##### DATASET EXCERPTS #####
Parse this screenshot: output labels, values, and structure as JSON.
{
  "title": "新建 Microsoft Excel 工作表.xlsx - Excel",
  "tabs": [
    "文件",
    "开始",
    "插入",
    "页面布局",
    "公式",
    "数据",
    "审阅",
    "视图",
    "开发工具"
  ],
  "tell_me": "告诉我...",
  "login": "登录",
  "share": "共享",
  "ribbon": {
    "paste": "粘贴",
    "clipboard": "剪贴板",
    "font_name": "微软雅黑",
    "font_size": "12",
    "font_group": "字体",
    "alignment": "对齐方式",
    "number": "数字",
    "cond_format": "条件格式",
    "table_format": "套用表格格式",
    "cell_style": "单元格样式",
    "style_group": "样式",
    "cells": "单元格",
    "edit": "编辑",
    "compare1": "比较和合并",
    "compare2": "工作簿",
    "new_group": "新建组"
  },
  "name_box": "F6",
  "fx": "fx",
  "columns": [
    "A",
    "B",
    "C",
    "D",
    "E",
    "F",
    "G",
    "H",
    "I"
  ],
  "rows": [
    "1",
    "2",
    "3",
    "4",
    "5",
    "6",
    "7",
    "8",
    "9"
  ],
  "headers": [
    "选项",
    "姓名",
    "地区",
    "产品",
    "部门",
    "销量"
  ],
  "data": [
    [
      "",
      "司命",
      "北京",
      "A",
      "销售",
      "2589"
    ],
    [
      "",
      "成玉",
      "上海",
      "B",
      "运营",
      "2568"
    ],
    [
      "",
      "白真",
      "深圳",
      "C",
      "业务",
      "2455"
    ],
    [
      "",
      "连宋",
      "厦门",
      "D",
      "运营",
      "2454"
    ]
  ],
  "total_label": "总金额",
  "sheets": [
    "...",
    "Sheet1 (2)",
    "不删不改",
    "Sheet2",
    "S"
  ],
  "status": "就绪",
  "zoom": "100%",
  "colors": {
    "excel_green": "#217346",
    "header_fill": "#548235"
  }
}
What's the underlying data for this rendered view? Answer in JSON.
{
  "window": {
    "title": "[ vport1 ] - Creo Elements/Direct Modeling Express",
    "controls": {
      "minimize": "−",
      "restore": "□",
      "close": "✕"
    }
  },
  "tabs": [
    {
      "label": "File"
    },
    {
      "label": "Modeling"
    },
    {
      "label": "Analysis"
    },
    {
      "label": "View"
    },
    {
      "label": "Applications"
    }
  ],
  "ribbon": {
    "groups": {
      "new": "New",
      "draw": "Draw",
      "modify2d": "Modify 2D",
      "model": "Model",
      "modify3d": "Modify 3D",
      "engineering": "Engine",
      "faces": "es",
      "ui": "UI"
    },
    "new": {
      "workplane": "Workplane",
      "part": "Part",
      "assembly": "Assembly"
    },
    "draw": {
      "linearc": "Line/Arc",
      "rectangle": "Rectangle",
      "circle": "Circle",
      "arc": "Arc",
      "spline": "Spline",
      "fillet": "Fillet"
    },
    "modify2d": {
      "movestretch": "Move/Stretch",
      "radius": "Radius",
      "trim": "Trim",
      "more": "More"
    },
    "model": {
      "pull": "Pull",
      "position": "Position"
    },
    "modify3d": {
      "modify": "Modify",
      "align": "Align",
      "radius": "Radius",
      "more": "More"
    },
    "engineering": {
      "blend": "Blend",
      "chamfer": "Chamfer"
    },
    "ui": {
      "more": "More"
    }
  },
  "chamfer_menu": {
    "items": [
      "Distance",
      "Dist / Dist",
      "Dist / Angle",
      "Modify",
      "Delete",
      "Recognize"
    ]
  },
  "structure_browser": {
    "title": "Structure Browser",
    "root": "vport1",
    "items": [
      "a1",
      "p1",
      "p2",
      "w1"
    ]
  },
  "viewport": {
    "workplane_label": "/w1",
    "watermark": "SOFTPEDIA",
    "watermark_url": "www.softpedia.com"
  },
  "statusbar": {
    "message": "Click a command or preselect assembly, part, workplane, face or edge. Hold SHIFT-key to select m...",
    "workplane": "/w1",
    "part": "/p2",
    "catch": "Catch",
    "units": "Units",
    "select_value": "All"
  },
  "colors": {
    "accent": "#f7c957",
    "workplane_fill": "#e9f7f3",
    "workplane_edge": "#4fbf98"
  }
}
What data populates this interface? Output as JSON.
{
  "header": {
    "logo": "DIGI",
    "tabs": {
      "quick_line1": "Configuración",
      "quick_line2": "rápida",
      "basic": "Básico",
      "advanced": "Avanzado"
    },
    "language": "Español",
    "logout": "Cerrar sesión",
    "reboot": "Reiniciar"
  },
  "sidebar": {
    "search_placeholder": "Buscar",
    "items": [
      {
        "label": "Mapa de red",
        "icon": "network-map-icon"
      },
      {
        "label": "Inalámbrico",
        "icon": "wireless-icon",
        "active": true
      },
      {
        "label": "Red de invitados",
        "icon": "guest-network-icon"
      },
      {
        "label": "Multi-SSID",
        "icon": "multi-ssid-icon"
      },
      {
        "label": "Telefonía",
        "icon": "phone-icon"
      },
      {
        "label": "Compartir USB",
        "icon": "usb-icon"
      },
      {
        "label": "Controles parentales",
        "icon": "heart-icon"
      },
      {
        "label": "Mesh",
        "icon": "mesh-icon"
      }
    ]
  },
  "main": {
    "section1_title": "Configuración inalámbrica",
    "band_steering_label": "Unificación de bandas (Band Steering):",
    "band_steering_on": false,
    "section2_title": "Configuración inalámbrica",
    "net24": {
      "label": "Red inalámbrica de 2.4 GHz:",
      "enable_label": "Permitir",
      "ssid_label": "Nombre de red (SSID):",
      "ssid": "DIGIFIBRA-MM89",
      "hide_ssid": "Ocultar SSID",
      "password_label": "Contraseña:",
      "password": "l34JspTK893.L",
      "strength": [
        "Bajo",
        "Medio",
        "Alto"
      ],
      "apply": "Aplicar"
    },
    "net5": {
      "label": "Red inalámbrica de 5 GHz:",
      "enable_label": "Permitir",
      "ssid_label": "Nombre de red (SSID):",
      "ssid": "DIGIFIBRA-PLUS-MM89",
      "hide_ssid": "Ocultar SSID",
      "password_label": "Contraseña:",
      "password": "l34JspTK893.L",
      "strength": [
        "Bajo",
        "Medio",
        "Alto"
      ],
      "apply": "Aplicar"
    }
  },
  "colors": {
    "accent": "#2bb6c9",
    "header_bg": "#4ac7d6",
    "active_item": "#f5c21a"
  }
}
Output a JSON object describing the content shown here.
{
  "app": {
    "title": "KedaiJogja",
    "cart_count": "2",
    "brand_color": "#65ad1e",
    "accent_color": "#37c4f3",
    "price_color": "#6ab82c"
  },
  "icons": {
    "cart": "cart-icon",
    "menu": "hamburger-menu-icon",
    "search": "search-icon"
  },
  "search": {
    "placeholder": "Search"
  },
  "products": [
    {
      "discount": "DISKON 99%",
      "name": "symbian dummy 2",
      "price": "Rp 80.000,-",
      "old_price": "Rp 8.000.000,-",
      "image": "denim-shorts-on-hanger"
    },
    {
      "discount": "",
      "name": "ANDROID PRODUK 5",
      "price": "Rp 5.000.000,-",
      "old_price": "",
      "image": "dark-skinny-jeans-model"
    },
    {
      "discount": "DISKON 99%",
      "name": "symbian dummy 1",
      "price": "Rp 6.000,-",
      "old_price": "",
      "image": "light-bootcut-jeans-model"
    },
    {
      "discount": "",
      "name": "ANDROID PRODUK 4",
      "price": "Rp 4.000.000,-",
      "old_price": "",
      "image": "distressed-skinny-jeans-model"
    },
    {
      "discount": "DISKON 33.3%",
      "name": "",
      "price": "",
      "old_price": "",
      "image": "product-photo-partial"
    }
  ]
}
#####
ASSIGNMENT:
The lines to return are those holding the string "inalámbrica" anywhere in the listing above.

ANSWER TO THIS EXERCISE:
    "section1_title": "Configuración inalámbrica",
    "section2_title": "Configuración inalámbrica",
      "label": "Red inalámbrica de 2.4 GHz:",
      "label": "Red inalámbrica de 5 GHz:",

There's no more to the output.